- PROBLEM TO SOLVE: Check each line of the listing for the word "position" and report the ones that have it.

- THE DATA:
☆ ☆ ☆ ☆

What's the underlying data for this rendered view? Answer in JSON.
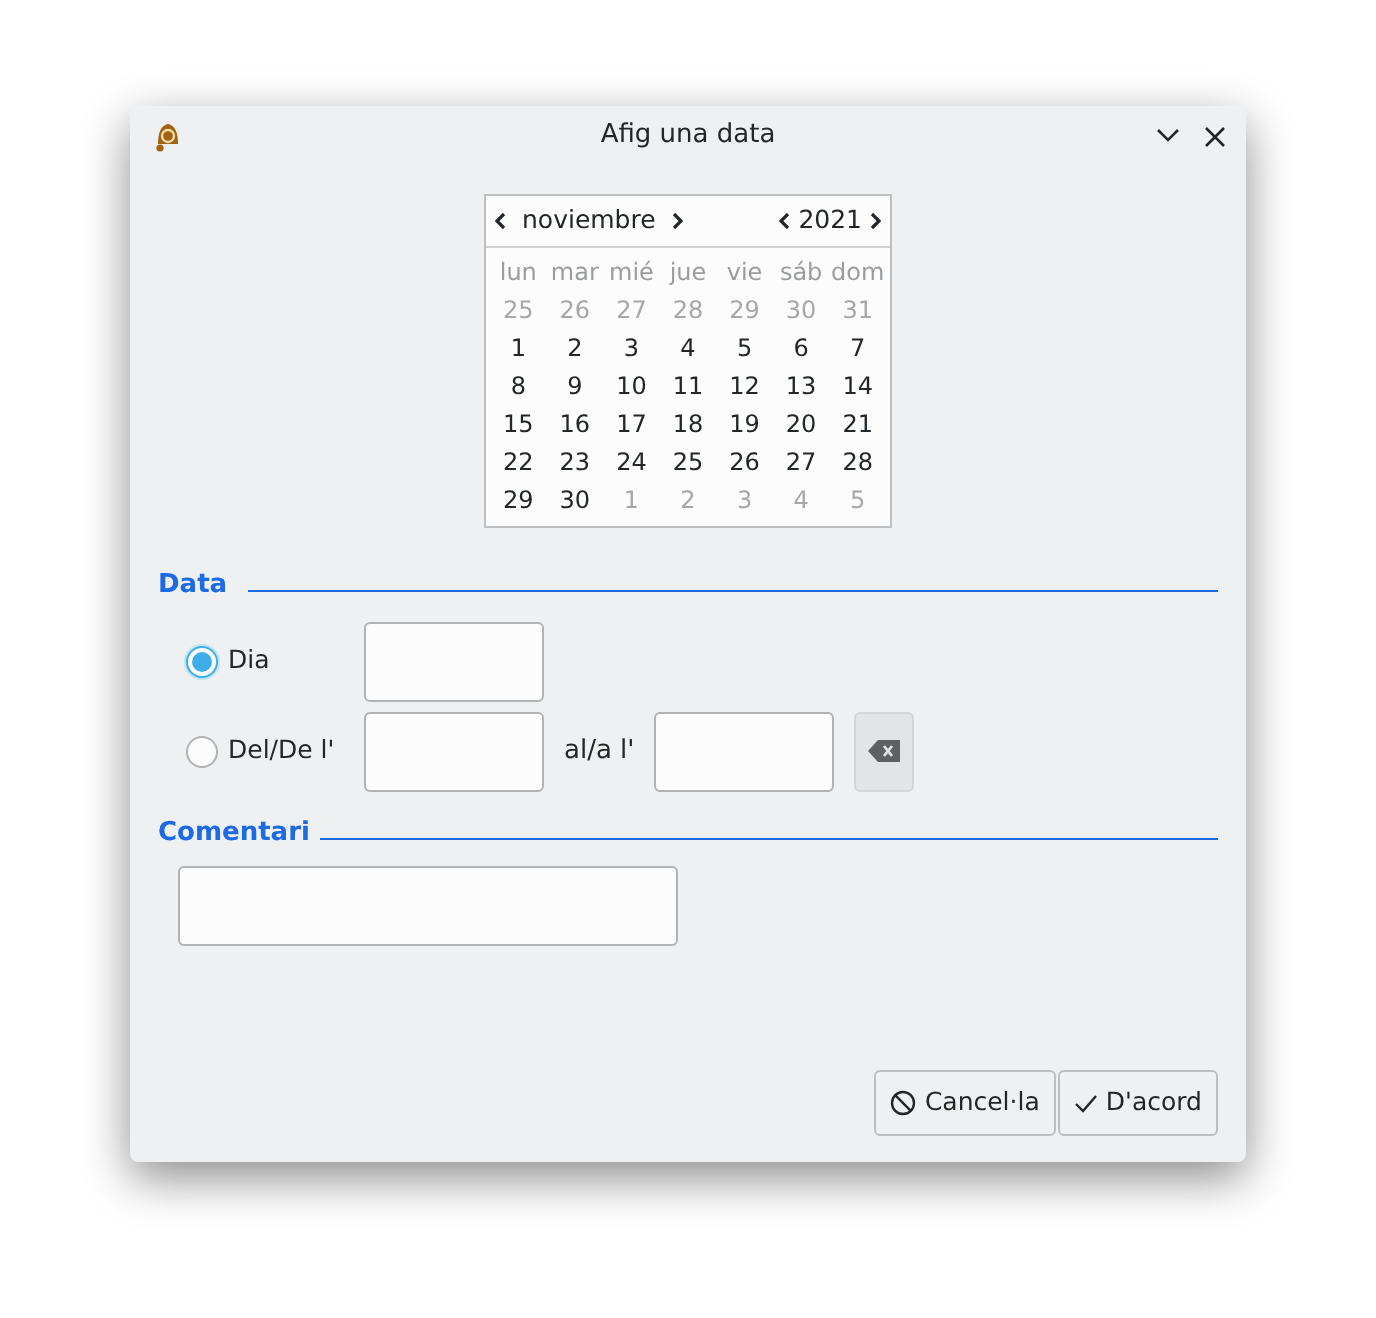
{
  "window": {
    "title": "Afig una data"
  },
  "calendar": {
    "month": "noviembre",
    "year": "2021",
    "weekdays": [
      "lun",
      "mar",
      "mié",
      "jue",
      "vie",
      "sáb",
      "dom"
    ],
    "days": [
      {
        "label": "25",
        "in_month": false
      },
      {
        "label": "26",
        "in_month": false
      },
      {
        "label": "27",
        "in_month": false
      },
      {
        "label": "28",
        "in_month": false
      },
      {
        "label": "29",
        "in_month": false
      },
      {
        "label": "30",
        "in_month": false
      },
      {
        "label": "31",
        "in_month": false
      },
      {
        "label": "1",
        "in_month": true
      },
      {
        "label": "2",
        "in_month": true
      },
      {
        "label": "3",
        "in_month": true
      },
      {
        "label": "4",
        "in_month": true
      },
      {
        "label": "5",
        "in_month": true
      },
      {
        "label": "6",
        "in_month": true
      },
      {
        "label": "7",
        "in_month": true
      },
      {
        "label": "8",
        "in_month": true
      },
      {
        "label": "9",
        "in_month": true
      },
      {
        "label": "10",
        "in_month": true
      },
      {
        "label": "11",
        "in_month": true
      },
      {
        "label": "12",
        "in_month": true
      },
      {
        "label": "13",
        "in_month": true
      },
      {
        "label": "14",
        "in_month": true
      },
      {
        "label": "15",
        "in_month": true
      },
      {
        "label": "16",
        "in_month": true
      },
      {
        "label": "17",
        "in_month": true
      },
      {
        "label": "18",
        "in_month": true
      },
      {
        "label": "19",
        "in_month": true
      },
      {
        "label": "20",
        "in_month": true
      },
      {
        "label": "21",
        "in_month": true
      },
      {
        "label": "22",
        "in_month": true
      },
      {
        "label": "23",
        "in_month": true
      },
      {
        "label": "24",
        "in_month": true
      },
      {
        "label": "25",
        "in_month": true
      },
      {
        "label": "26",
        "in_month": true
      },
      {
        "label": "27",
        "in_month": true
      },
      {
        "label": "28",
        "in_month": true
      },
      {
        "label": "29",
        "in_month": true
      },
      {
        "label": "30",
        "in_month": true
      },
      {
        "label": "1",
        "in_month": false
      },
      {
        "label": "2",
        "in_month": false
      },
      {
        "label": "3",
        "in_month": false
      },
      {
        "label": "4",
        "in_month": false
      },
      {
        "label": "5",
        "in_month": false
      }
    ]
  },
  "date_section": {
    "title": "Data",
    "options": [
      {
        "label": "Dia",
        "selected": true
      },
      {
        "label": "Del/De l'",
        "selected": false
      }
    ],
    "to_label": "al/a l'"
  },
  "comment_section": {
    "title": "Comentari"
  },
  "buttons": [
    {
      "label": "Cancel·la",
      "kind": "cancel"
    },
    {
      "label": "D'acord",
      "kind": "ok"
    }
  ]
}
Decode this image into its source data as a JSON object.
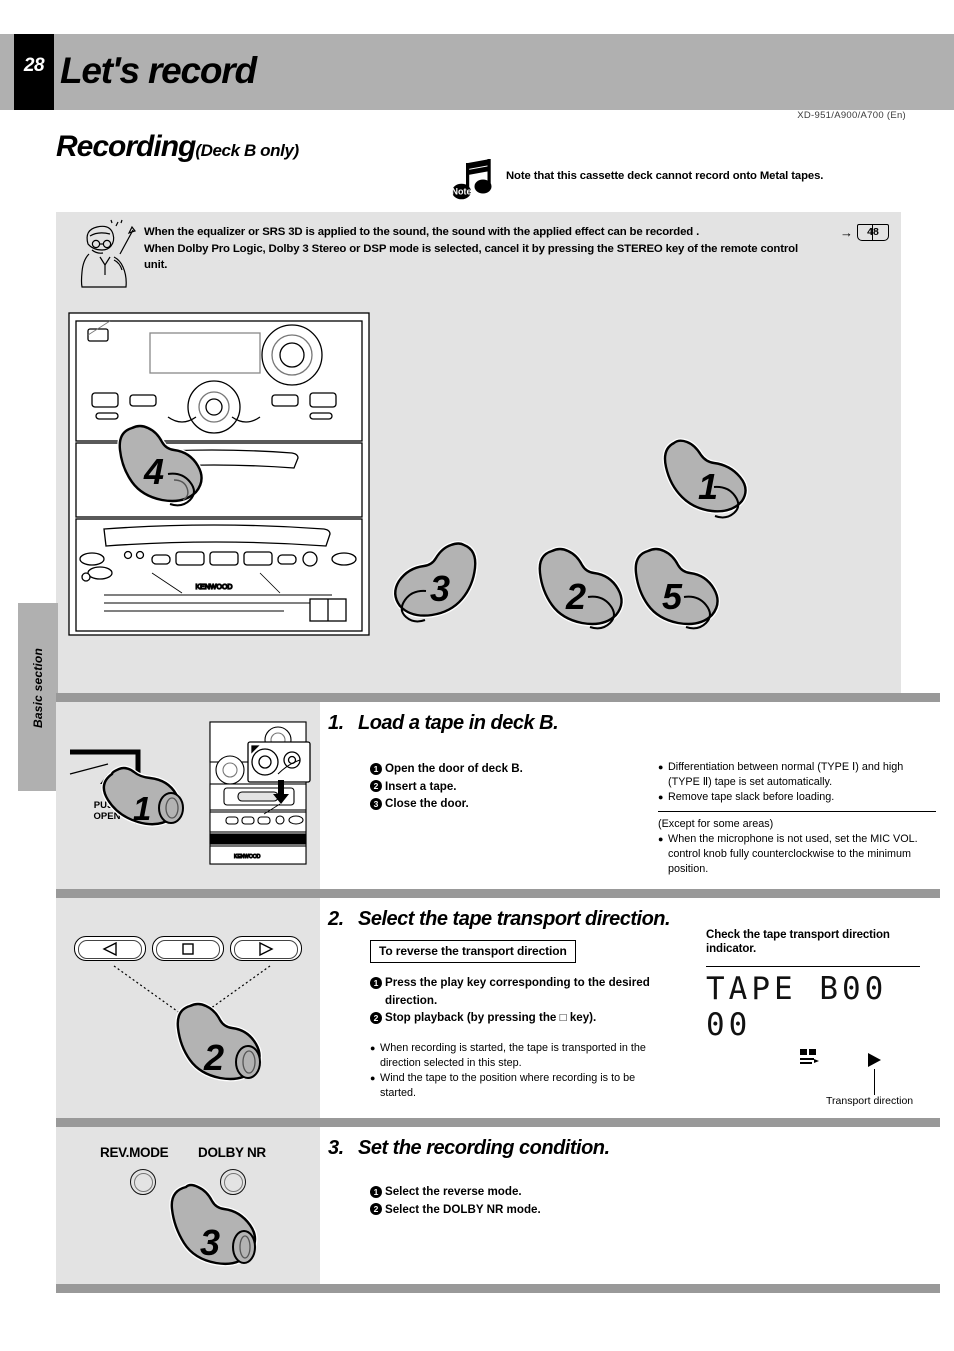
{
  "header": {
    "page_number": "28",
    "title": "Let's record",
    "model_line": "XD-951/A900/A700 (En)"
  },
  "section": {
    "heading": "Recording",
    "heading_sub": "(Deck B only)"
  },
  "note": {
    "icon": "music-note-icon",
    "badge": "Note",
    "text": "Note that this cassette deck cannot record onto Metal tapes."
  },
  "notice": {
    "icon": "professor-icon",
    "line1": "When the equalizer or SRS 3D is applied to the sound, the sound with the applied effect can be recorded .",
    "line2": "When Dolby Pro Logic, Dolby 3 Stereo or DSP mode is selected, cancel it by pressing the STEREO key of the remote control",
    "line3": "unit.",
    "reference": {
      "arrow": "→",
      "page": "48"
    }
  },
  "illustration": {
    "remote_brand": "KENWOOD",
    "system_brand": "KENWOOD",
    "callouts": [
      "4",
      "1",
      "3",
      "2",
      "5"
    ]
  },
  "side_tab": {
    "label": "Basic section"
  },
  "steps": [
    {
      "number": "1.",
      "title": "Load a tape in deck B.",
      "numbered": [
        "Open the door of deck B.",
        "Insert a tape.",
        "Close the door."
      ],
      "bullets": [
        "Differentiation between normal (TYPE Ⅰ) and high (TYPE Ⅱ) tape is set automatically.",
        "Remove tape slack before loading."
      ],
      "note_head": "(Except for some areas)",
      "note_bullets": [
        "When the microphone is not used, set the MIC VOL. control knob fully counterclockwise to the minimum position."
      ],
      "illustration": {
        "callout": "1",
        "push_open_line1": "PUSH",
        "push_open_line2": "OPEN",
        "eject_icon": "eject-icon"
      }
    },
    {
      "number": "2.",
      "title": "Select the tape transport direction.",
      "boxed_label": "To reverse the transport direction",
      "numbered": [
        "Press the play key corresponding to the desired direction.",
        "Stop playback (by pressing the □ key)."
      ],
      "bullets": [
        "When recording is started, the tape is transported in the direction selected in this step.",
        "Wind the tape to the position where recording is to be started."
      ],
      "indicator": {
        "head": "Check the tape transport direction indicator.",
        "display_text": "TAPE  B00 00",
        "caption": "Transport direction"
      },
      "illustration": {
        "callout": "2",
        "keys": [
          "play-reverse-key",
          "stop-key",
          "play-forward-key"
        ]
      }
    },
    {
      "number": "3.",
      "title": "Set the recording condition.",
      "numbered": [
        "Select the reverse mode.",
        "Select the DOLBY NR mode."
      ],
      "illustration": {
        "callout": "3",
        "knob_labels": [
          "REV.MODE",
          "DOLBY NR"
        ]
      }
    }
  ],
  "colors": {
    "header_band": "#b0b0b0",
    "panel_bg": "#e3e3e3",
    "divider": "#999999",
    "hand_fill": "#b3b3b3"
  }
}
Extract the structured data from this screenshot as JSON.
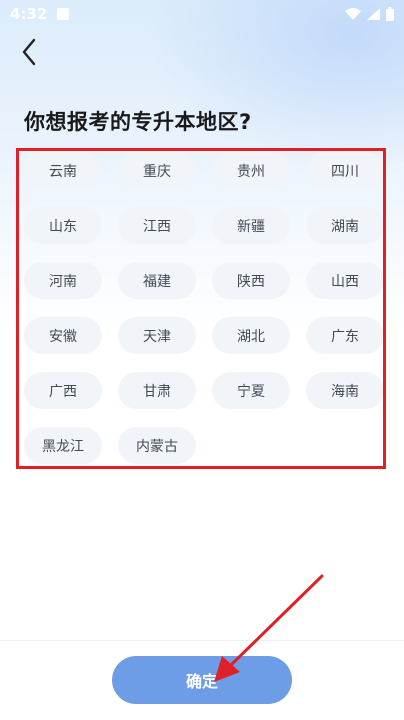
{
  "status_bar": {
    "time": "4:32"
  },
  "header": {
    "back_icon": "chevron-left-icon",
    "title": "你想报考的专升本地区?"
  },
  "regions": [
    "云南",
    "重庆",
    "贵州",
    "四川",
    "山东",
    "江西",
    "新疆",
    "湖南",
    "河南",
    "福建",
    "陕西",
    "山西",
    "安徽",
    "天津",
    "湖北",
    "广东",
    "广西",
    "甘肃",
    "宁夏",
    "海南",
    "黑龙江",
    "内蒙古"
  ],
  "footer": {
    "confirm_label": "确定"
  },
  "colors": {
    "accent": "#6d9de6",
    "highlight": "#e02027",
    "chip_bg": "#f1f5fa"
  }
}
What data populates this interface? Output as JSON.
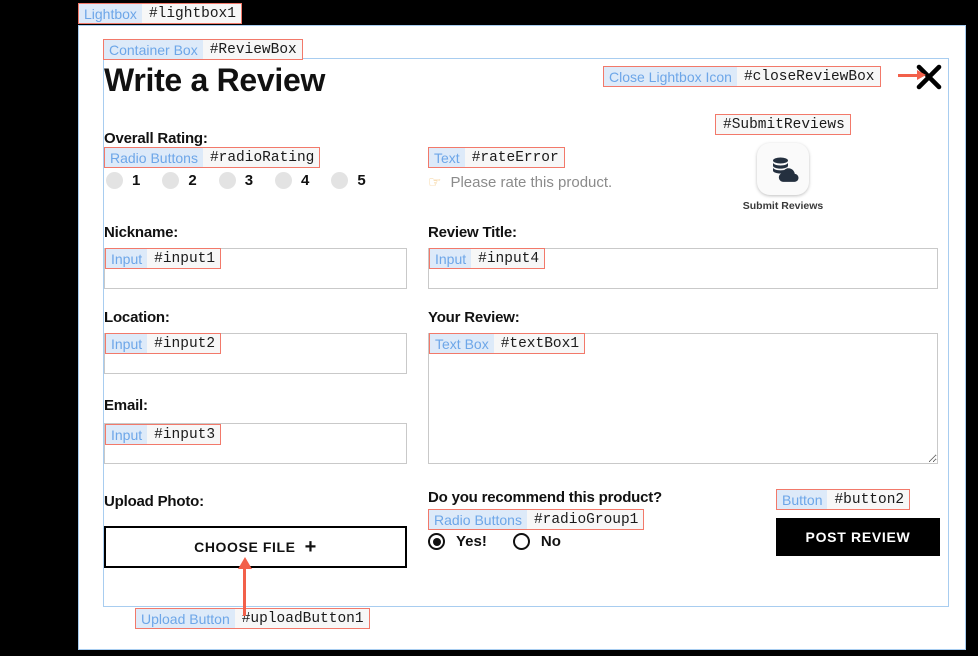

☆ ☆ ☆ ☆

- OUTPUT OF THE EXERCISE:
        "When the microphone is not used, set the MIC VOL. control knob fully counterclockwise to the minimum position."
        "Wind the tape to the position where recording is to be started."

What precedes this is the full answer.